It’s about that time for Scouts to hit their local camp grounds for all the outdoor adventure (and s’mores) they can stomach! Along with your seasonal camping checklist, consider adding an Emergency Response Plan to your basic camp materials.
In another life I worked extensively in Disaster Recovery and Business Continuity, professional experience I feel amply prepared me for Cub Scout Leadership! 🙂 Along with that experience and a type-A super organized personality, I realized quickly that a brief Emergency Response Plan is a necessary weapon in a properly formed Scouting arsenal, and since I’m always doing what I can to Look Wider Still, I thought I should share the one my Pack uses.
Emergency Respones Plan and Scout Safety Downloads
- Emergency Response Plan and Scout Safety Editable Google Doc
- Emergency Response Plan and Scout Safety Fillable PDF
You’ll notice in that document that I mentioned the Buddy System. This is the most basic safety step in Cub Scouts that absolutely has to be instilled in your Scouts as early as possible. The Scouts BSA have worked hard to ensure it’s covered early and often, building rank adventures around the Buddy System, such as…

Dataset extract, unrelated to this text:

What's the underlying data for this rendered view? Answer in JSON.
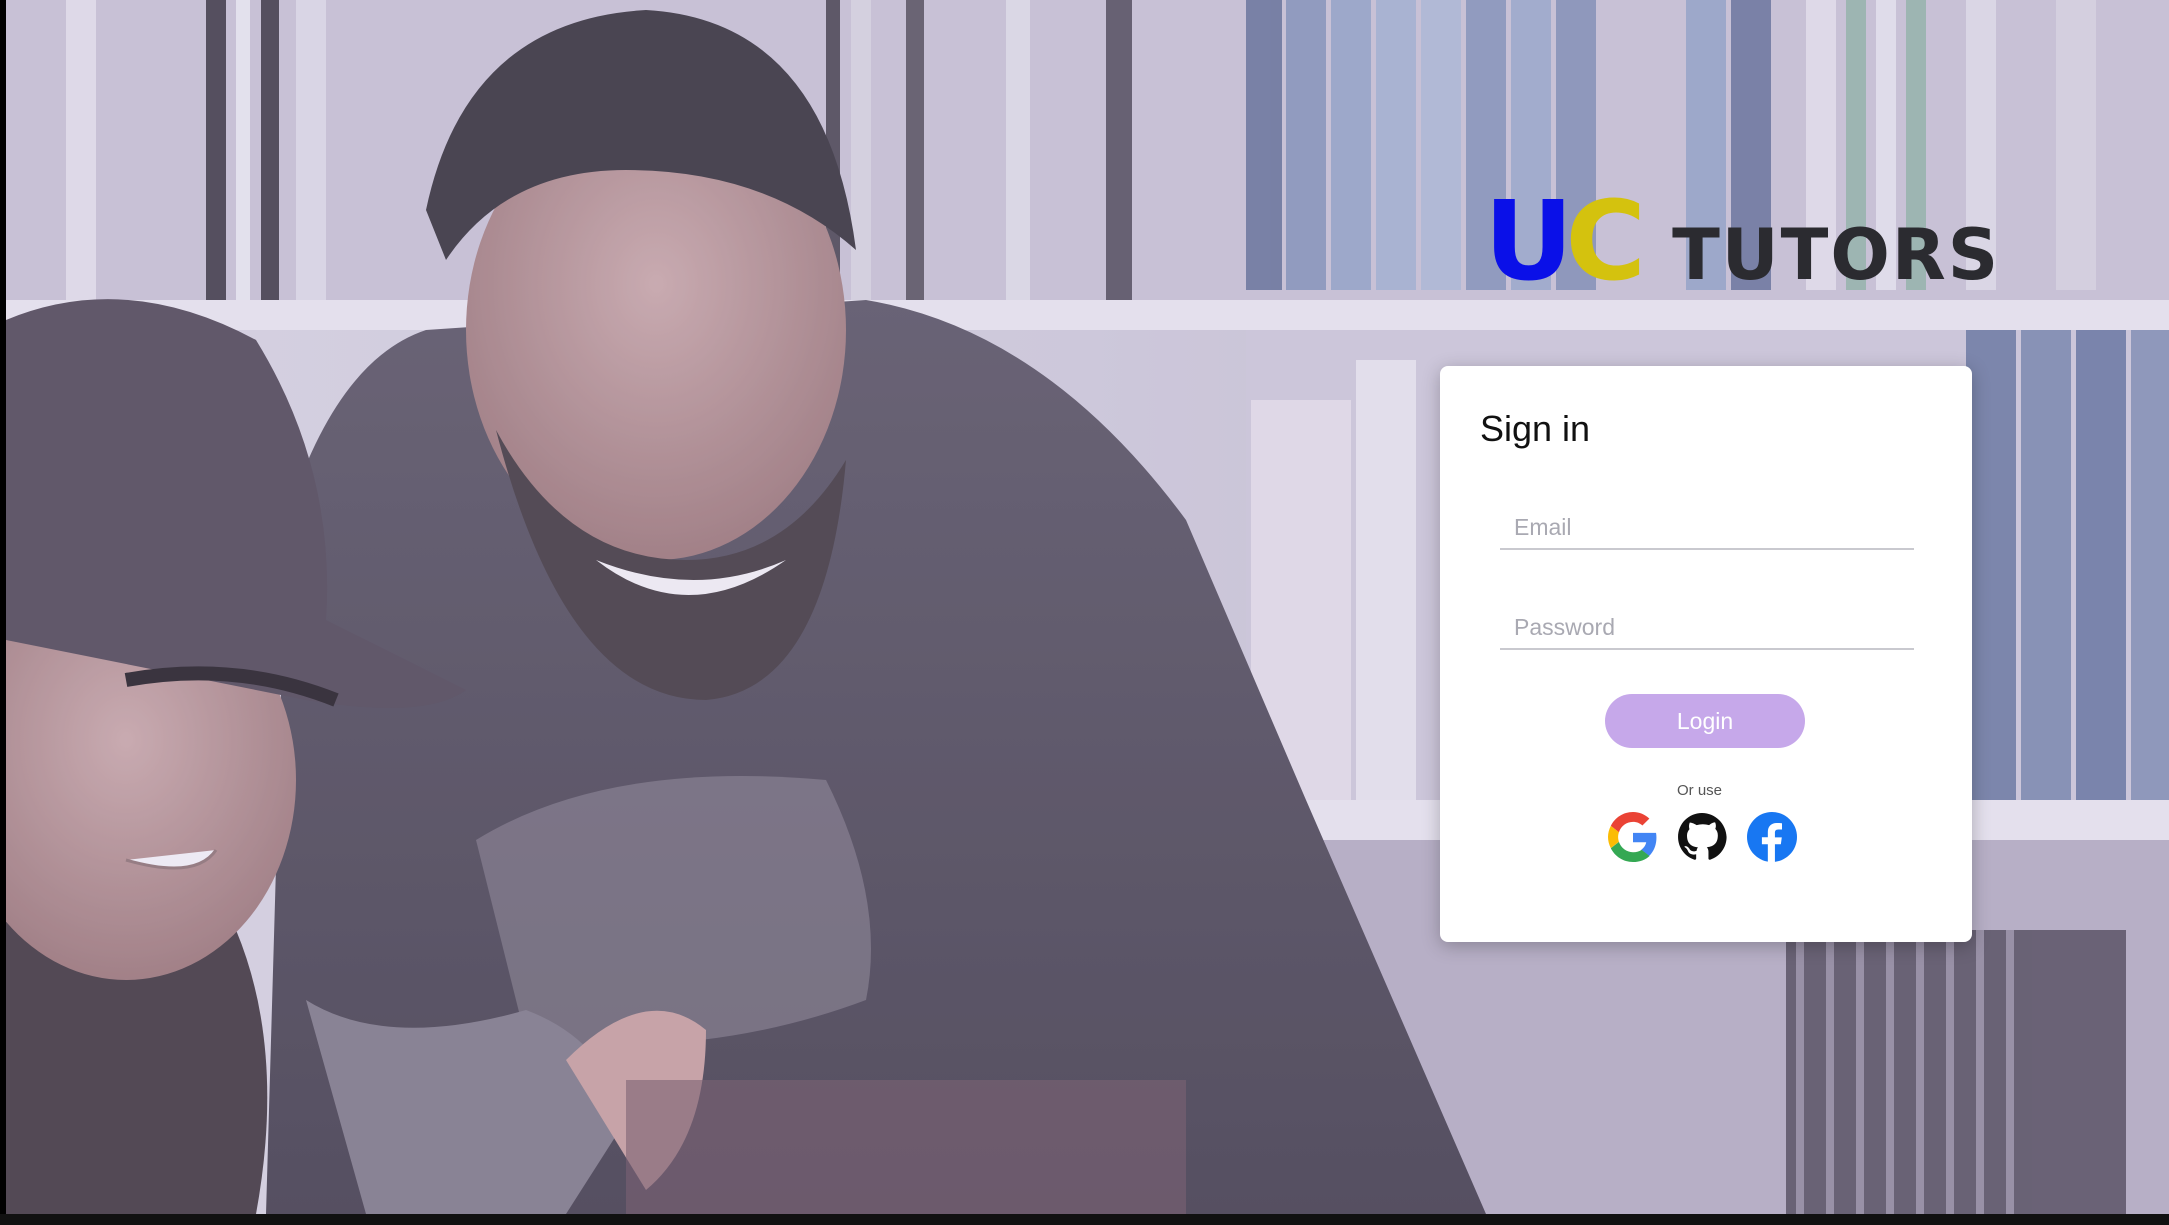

- Lion Rank, Mountain Lion Adventure: Requirement 1: Gather the outdoor items you need to have with you when you go on an outdoor adventure and understand how they are used. Also, understand and commit to practicing the buddy system.
- Tiger Rank, Floats and Boats Adventure: Requirement 2: With your den, talk about why it’s important to have a buddy and then play the buddy game.
- Wolf Rank, Paws on the Path: Requirement 2. Tell what the buddy system is and why we always use it in Cub Scouts. Describe what you should do if you get separated from your group while hiking.
- Bear Rank, Salmon Run: Requirement 1. Explain the importance of response personnel or lifeguards in a swimming area. Tell how the buddy system works and why it is important.
- Cub Scout Outdoor Activity Award: Explain the buddy system, and tell what to do if lost. Explain the importance of cooperation.
We learned about the Buddy System Game at Cub Scout Day Camp one year, a fun practice in pairing up and being responsible for one another. The premise is that before a hike or camping event, Scouts pair up with a Buddy. Once everyone is paired up, a leader assigns each pair a number, having them repeat their number back to acknowledge that they know it. At any time, the leader can initiate a check by playing the Buddy System Game. Scouts and their buddies call off their numbers in order, but only if they are physically standing right next to each other. That way, if a Scout is missing, there will be a pause in the counting and the leader will know there is an issue.
Do you have a plan similar to our Emergency Response and Scout Safety Plan? What about a Buddy System Game? I’d love to hear all about it. Check out my Scouting – Camping Trips Pinterest Board for other ideas.
Yours in Scouting,